Monday, 26 June 2017

For effective communication, Prime Ministers and business presenters alike need to let a little light shine in on themselves.

As Theresa May lurched from one crisis to another, I was asked last week by Helen Dunne, editor of CorpComms magazine, for some advice to address the PM’s failure to empathise and communicate effectively. Above all, the brief was ‘to make the Prime Minister seem more human’.

The results from myself and other commentators can be found here: https://corpcommsmagazine.co.uk/features-and-analysis/view/theresa-may-needs-a-new-media-strategy on the CorpComms web site. The general thrust of my contribution, however, was based on advice I often give to clients in Presentation Skills sessions: ‘Let a little light shine in on yourself and your audience will warm to you. Then everything you say will sound more convincing, because it is coming from someone they feel they know and can trust’. This, it has to be said, needs to be rather more ‘real’ and spontaneous than a carefully stage-managed display of leather trousers. Arguably the most effective thing Mrs May did communications-wise over the Grenfell Tower disaster was reportedly to have shed tears over the victims’ stories. But, cynical as it may sound, she needed to be seen to be showing that emotion, not simply beavering away behind closed doors in Downing Street.

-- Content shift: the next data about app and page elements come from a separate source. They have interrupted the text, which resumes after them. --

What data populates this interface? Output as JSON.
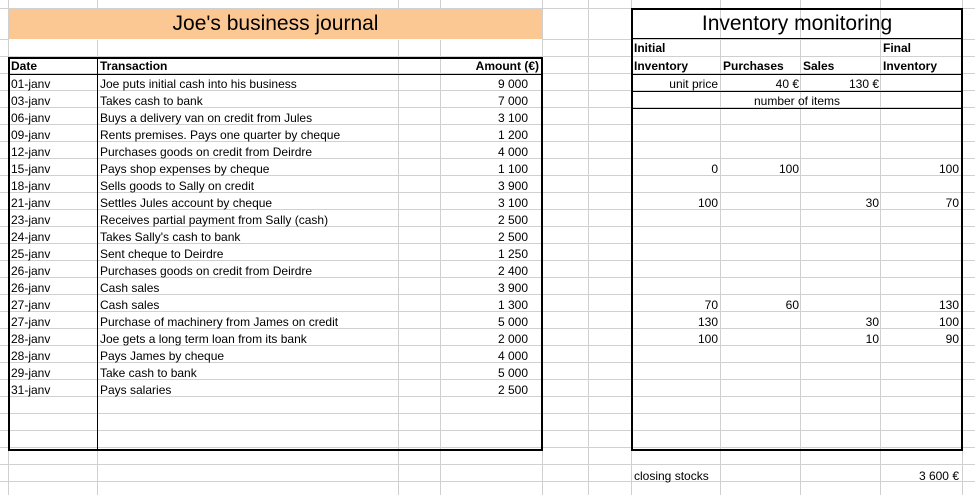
{
  "journal": {
    "title": "Joe's business journal",
    "headers": {
      "date": "Date",
      "transaction": "Transaction",
      "amount": "Amount (€)"
    },
    "rows": [
      {
        "date": "01-janv",
        "transaction": "Joe puts initial cash into his business",
        "amount": "9 000"
      },
      {
        "date": "03-janv",
        "transaction": "Takes cash to bank",
        "amount": "7 000"
      },
      {
        "date": "06-janv",
        "transaction": "Buys a delivery van on credit from Jules",
        "amount": "3 100"
      },
      {
        "date": "09-janv",
        "transaction": "Rents premises. Pays one quarter by cheque",
        "amount": "1 200"
      },
      {
        "date": "12-janv",
        "transaction": "Purchases goods on credit from Deirdre",
        "amount": "4 000"
      },
      {
        "date": "15-janv",
        "transaction": "Pays shop expenses by cheque",
        "amount": "1 100"
      },
      {
        "date": "18-janv",
        "transaction": "Sells goods to Sally on credit",
        "amount": "3 900"
      },
      {
        "date": "21-janv",
        "transaction": "Settles Jules account by cheque",
        "amount": "3 100"
      },
      {
        "date": "23-janv",
        "transaction": "Receives partial payment from Sally (cash)",
        "amount": "2 500"
      },
      {
        "date": "24-janv",
        "transaction": "Takes Sally's cash to bank",
        "amount": "2 500"
      },
      {
        "date": "25-janv",
        "transaction": "Sent cheque to Deirdre",
        "amount": "1 250"
      },
      {
        "date": "26-janv",
        "transaction": "Purchases goods on credit from Deirdre",
        "amount": "2 400"
      },
      {
        "date": "26-janv",
        "transaction": "Cash sales",
        "amount": "3 900"
      },
      {
        "date": "27-janv",
        "transaction": "Cash sales",
        "amount": "1 300"
      },
      {
        "date": "27-janv",
        "transaction": "Purchase of machinery from James on credit",
        "amount": "5 000"
      },
      {
        "date": "28-janv",
        "transaction": "Joe gets a long term loan from its bank",
        "amount": "2 000"
      },
      {
        "date": "28-janv",
        "transaction": "Pays James by cheque",
        "amount": "4 000"
      },
      {
        "date": "29-janv",
        "transaction": "Take cash to bank",
        "amount": "5 000"
      },
      {
        "date": "31-janv",
        "transaction": "Pays salaries",
        "amount": "2 500"
      }
    ]
  },
  "inventory": {
    "title": "Inventory monitoring",
    "headers": {
      "initial_line1": "Initial",
      "initial_line2": "Inventory",
      "purchases": "Purchases",
      "sales": "Sales",
      "final_line1": "Final",
      "final_line2": "Inventory"
    },
    "unit_price_label": "unit price",
    "purchase_price": "40 €",
    "sale_price": "130 €",
    "number_of_items_label": "number of items",
    "rows": [
      {
        "initial": "",
        "purchases": "",
        "sales": "",
        "final": ""
      },
      {
        "initial": "0",
        "purchases": "100",
        "sales": "",
        "final": "100"
      },
      {
        "initial": "",
        "purchases": "",
        "sales": "",
        "final": ""
      },
      {
        "initial": "100",
        "purchases": "",
        "sales": "30",
        "final": "70"
      },
      {
        "initial": "",
        "purchases": "",
        "sales": "",
        "final": ""
      },
      {
        "initial": "",
        "purchases": "",
        "sales": "",
        "final": ""
      },
      {
        "initial": "",
        "purchases": "",
        "sales": "",
        "final": ""
      },
      {
        "initial": "",
        "purchases": "",
        "sales": "",
        "final": ""
      },
      {
        "initial": "",
        "purchases": "",
        "sales": "",
        "final": ""
      },
      {
        "initial": "70",
        "purchases": "60",
        "sales": "",
        "final": "130"
      },
      {
        "initial": "130",
        "purchases": "",
        "sales": "30",
        "final": "100"
      },
      {
        "initial": "100",
        "purchases": "",
        "sales": "10",
        "final": "90"
      }
    ],
    "closing_stocks_label": "closing stocks",
    "closing_stocks_value": "3 600 €"
  }
}
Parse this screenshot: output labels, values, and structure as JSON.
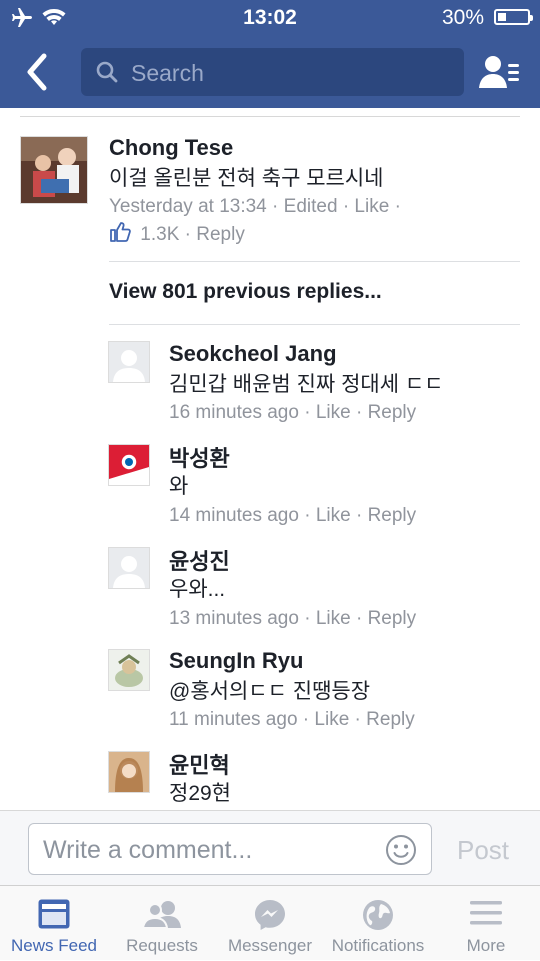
{
  "status_bar": {
    "time": "13:02",
    "battery": "30%",
    "battery_level": 0.3
  },
  "header": {
    "search_placeholder": "Search"
  },
  "parent_comment": {
    "author": "Chong Tese",
    "text": "이걸 올린분 전혀 축구 모르시네",
    "time": "Yesterday at 13:34",
    "edited": "Edited",
    "like_label": "Like",
    "like_count": "1.3K",
    "reply_label": "Reply"
  },
  "view_previous": "View 801 previous replies...",
  "replies": [
    {
      "author": "Seokcheol Jang",
      "text": "김민갑 배윤범 진짜 정대세 ㄷㄷ",
      "time": "16 minutes ago",
      "like_label": "Like",
      "reply_label": "Reply"
    },
    {
      "author": "박성환",
      "text": "와",
      "time": "14 minutes ago",
      "like_label": "Like",
      "reply_label": "Reply"
    },
    {
      "author": "윤성진",
      "text": "우와...",
      "time": "13 minutes ago",
      "like_label": "Like",
      "reply_label": "Reply"
    },
    {
      "author": "SeungIn Ryu",
      "text": "@홍서의ㄷㄷ 진땡등장",
      "time": "11 minutes ago",
      "like_label": "Like",
      "reply_label": "Reply"
    },
    {
      "author": "윤민혁",
      "text": "정29현",
      "time": "",
      "like_label": "",
      "reply_label": ""
    }
  ],
  "composer": {
    "placeholder": "Write a comment...",
    "post_label": "Post"
  },
  "tabs": [
    {
      "label": "News Feed",
      "icon": "news-feed-icon",
      "active": true
    },
    {
      "label": "Requests",
      "icon": "friend-requests-icon",
      "active": false
    },
    {
      "label": "Messenger",
      "icon": "messenger-icon",
      "active": false
    },
    {
      "label": "Notifications",
      "icon": "globe-icon",
      "active": false
    },
    {
      "label": "More",
      "icon": "hamburger-menu-icon",
      "active": false
    }
  ],
  "colors": {
    "brand": "#3b5998",
    "search_bg": "#2c477e",
    "meta": "#90949c",
    "active_tab": "#4267b2"
  }
}
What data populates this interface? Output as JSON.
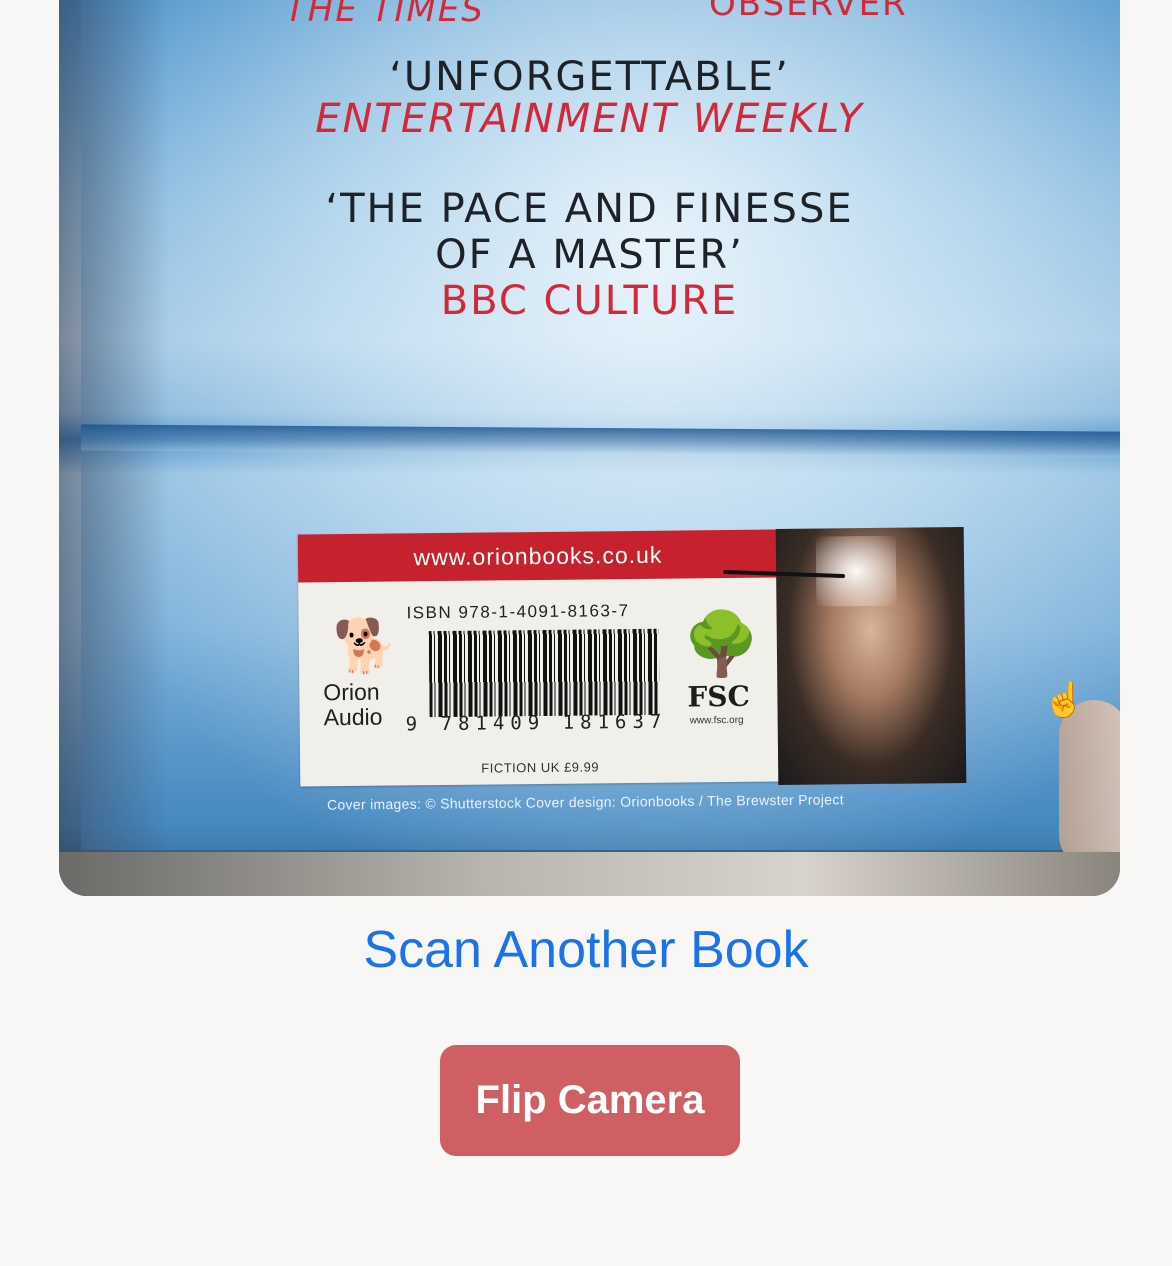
{
  "camera_preview": {
    "cover_quotes": {
      "times_source": "THE TIMES",
      "observer_source_partial": "OBSERVER",
      "quote1": "‘UNFORGETTABLE’",
      "quote1_source": "ENTERTAINMENT WEEKLY",
      "quote2_line1": "‘THE PACE AND FINESSE",
      "quote2_line2": "OF A MASTER’",
      "quote2_source": "BBC CULTURE"
    },
    "label": {
      "url": "www.orionbooks.co.uk",
      "isbn": "ISBN  978-1-4091-8163-7",
      "barcode_digits": "9 781409 181637",
      "publisher_line1": "Orion",
      "publisher_line2": "Audio",
      "fsc": "FSC",
      "fsc_url": "www.fsc.org",
      "category": "FICTION    UK £9.99"
    },
    "credits": "Cover images: © Shutterstock    Cover design: Orionbooks / The Brewster Project"
  },
  "actions": {
    "scan_another_label": "Scan Another Book",
    "flip_camera_label": "Flip Camera"
  },
  "colors": {
    "link": "#1a73e8",
    "flip_button": "#cf5f63",
    "background": "#f8f7f5"
  },
  "icons": {
    "hand_cursor": "hand-pointer-icon",
    "dog_logo": "orion-audio-dog-icon",
    "fsc_tree": "fsc-tree-icon"
  }
}
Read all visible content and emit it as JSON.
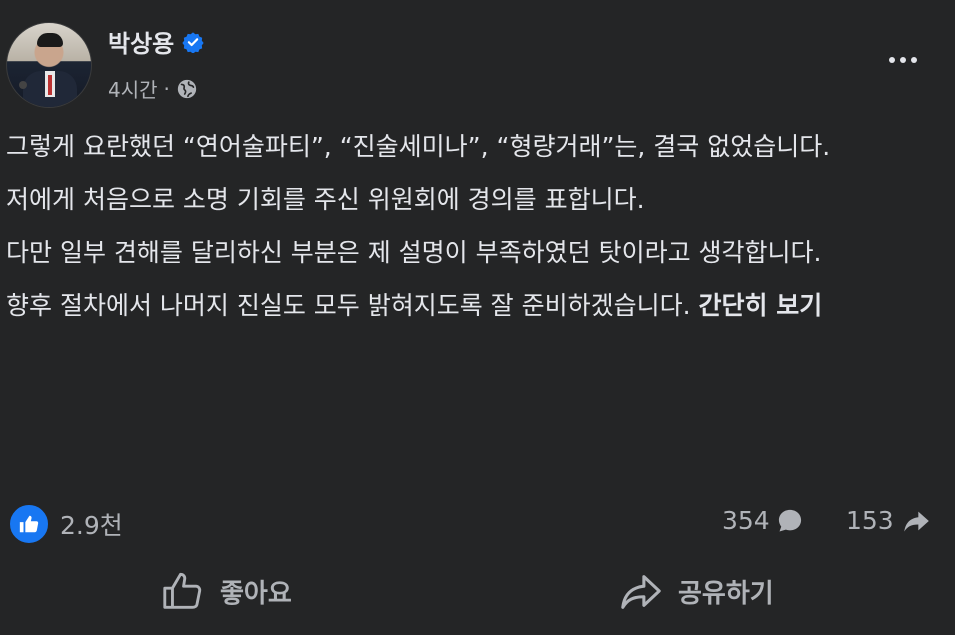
{
  "post": {
    "author": "박상용",
    "time": "4시간",
    "separator": "·",
    "body": [
      "그렇게 요란했던 “연어술파티”, “진술세미나”, “형량거래”는, 결국 없었습니다.",
      "저에게 처음으로 소명 기회를 주신 위원회에 경의를 표합니다.",
      "다만 일부 견해를 달리하신 부분은 제 설명이 부족하였던 탓이라고 생각합니다.",
      "향후 절차에서 나머지 진실도 모두 밝혀지도록 잘 준비하겠습니다."
    ],
    "see_more": "간단히 보기"
  },
  "stats": {
    "reactions": "2.9천",
    "comments": "354",
    "shares": "153"
  },
  "actions": {
    "like": "좋아요",
    "share": "공유하기"
  },
  "colors": {
    "background": "#242526",
    "text": "#e4e6eb",
    "secondary": "#b0b3b8",
    "accent": "#1877f2"
  }
}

Just look at how effective the Royals proved to be, simply by being seen to show up in a timely manner. And how much ‘PR credit’ have they banked of late by opening up on mental health issues?

So how do you apply the ‘Letting some light shine in on yourself’ principle as a business presenter as opposed to a Prime Minister or member of the Royal family? By way of example, I was working on a rather dry presentation with a senior packaging executive. It was a bit of a slog, so we took a break and over coffee he admitted that the new idea he was preaching had actually been sparked by his children over breakfast. I asked him if we could use that and he gradually warmed to the idea. What this meant was that the audience were now seeing: family man; cute kids (from a picture he dug out); a man willing to share credit on a day when the overall theme was ‘teamwork’; and a man prepared to think outside the box. As a result, his was the presentation that everyone remembered and talked about afterwards.

It’s quite simple really, but be warned – it needs a leap of confidence to get the process going. Note that my client’s key theme only emerged during an informal chat over coffee. This is often the case – most people are simply too coy to offer up aspects of their personal life in a more formal setting and need to have it coaxed out of them. So be brave and do it in consultation with others.

1 comment: